I started to use radare2 to debug a PE file because it stops working as soon as I run it. When I attach my debugger and continue execution to the point where the exception is thrown I get a memory address in which the exception occurred.

What can I do with this address to further analyze the problem at hand?

c484f\mscorlib.ni.dll) mscorlib.ni.dll
(14116) loading library at 77130000 (C:\Windows\SysWOW64\ole32.dll) ole32.dll
(14116) loading library at 70100000 (C:\Windows\SysWOW64\uxtheme.dll) uxtheme.dll
(14116) loading library at 700A0000 (C:\Windows\Microsoft.NET\Framework\v2.0.50727\mscorjit.dll) mscorjit.dll
(14116) loading library at 6C3C0000 (C:\Windows\Microsoft.NET\Framework\v2.0.50727\Culture.dll) Culture.dll
(14116) unloading library at 6C3C0000 (C:\Windows\Microsoft.NET\Framework\v2.0.50727\Culture.dll) Culture.dll
(14116) Unknown exception e06d7363 in thread 10352
  • what version of r2 are you using? Commented Oct 16, 2017 at 2:26
  • Went to the website and downloaded the most recent
    – Hooga
    Commented Oct 16, 2017 at 2:30
  • Which debugger are you using? Have you tried debugging it with radare2? r2 -d program.exe
    – HamZa
    Commented Oct 16, 2017 at 7:44
  • Yes that is exactly the command I ran
    – Hooga
    Commented Oct 16, 2017 at 12:15
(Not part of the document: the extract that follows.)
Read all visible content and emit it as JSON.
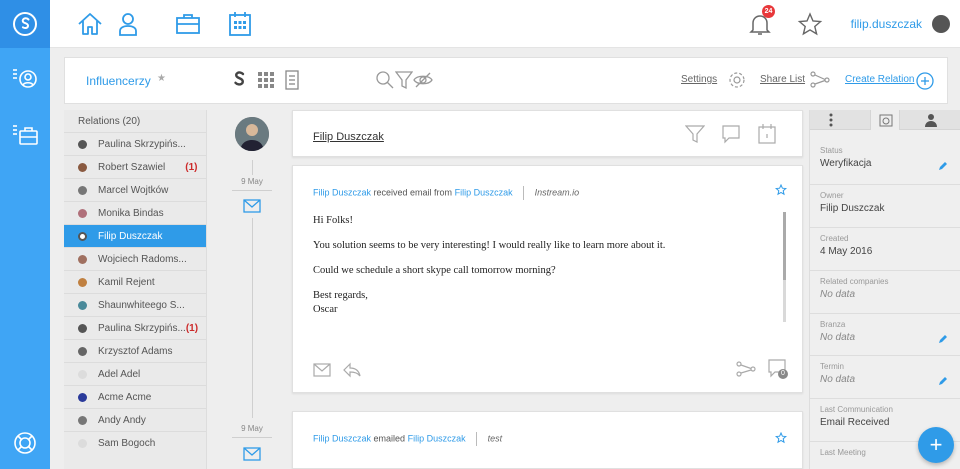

2 Answers 2


Since the question in the subject is slightly different than the question in the body of your question, I'll focus on the first one.

Disassemble at a specific address

In order to disassemble the code at a specific memory address using radare2 you should use the pd @ <address> command.

pd[?] [sz] [a] [b] — disassemble N opcodes (pd) or N bytes (pD)

After attaching radare to the program you should be able to print the disassembly in this specific address. Assuming the pid of the program is 317:

$ radare2 -d 317
= attach 317 317
bin.baddr 0x00400000
Using 0x400000
asm.bits 64

[0x7f2e51727230]> pd @ <address>

pd is a subcommand of p and stands for print disassembly. You can check p? and especially pd? for more relevant subcommands. Adding ? at the end of most of the commands in radare will print its help and its subcommands. By default, pd prints b instructions from the specified address where b is the default basic-block size. The default size of b is 0x100 but you can change it easily using b <size>.

The @ sign is radare's temporary seek address so whenever you want to print the disassembly in a specific address you should use it. The number specified before the @ sign is the number of instructions to print. A common mistake is executing pd with the address before @. Thus, executing pd 0x400000 would print 0x400000 instructions from the current seek.

The exception

You received "Unknown exception e06d7363" which is an exception generated by Microsoft Visual C++ compiler.

As stated in Microsoft's support page:

All Visual C++ exceptions thrown from code generated by the Microsoft Visual C++ compiler contain this error code. Because this is a compiler-generated error, the code is not listed in the Win32 API header files. The code is actually a cryptic mnemonic device, with the initial "E" standing for "exception" and the final 3 bytes (0x6D7363) representing the ASCII values of "msc".

To continue your analysis I'd suggest you to read Decoding the parameters of a thrown C++ exception (0xE06D7363) and its revisited article.

Note that the addresses of the executable in the memory might change in each run, depends on your system and the program itself. Therefore, sometimes you won't be able to predict what would be the address which causes the exception.

Check the Migration from ida, GDB or WinDBG page from radare2 book to see radare's corresponding commands to WinDBG's.


From the manual:

  • 'p' stands for print.
  • 'd' stands for disassemble (raw usually)


pd @ 0xYourAddress

Note: I am unsure if this will work in the event of an exception.

  • You have a mistake, it should be pd @ 0xYourAddress. Otherwise it'd print 0xYourAddress instructions.
    – Megabeets
    Commented Oct 16, 2017 at 18:35
  • Oh, my bad, I'll correct it for future reference. Thank you
    – Alpha
    Commented Oct 16, 2017 at 18:36

Your Answer

By clicking “Post Your Answer”, you agree to our terms of service and acknowledge you have read our privacy policy.

Not the answer you're looking for? Browse other questions tagged or ask your own question.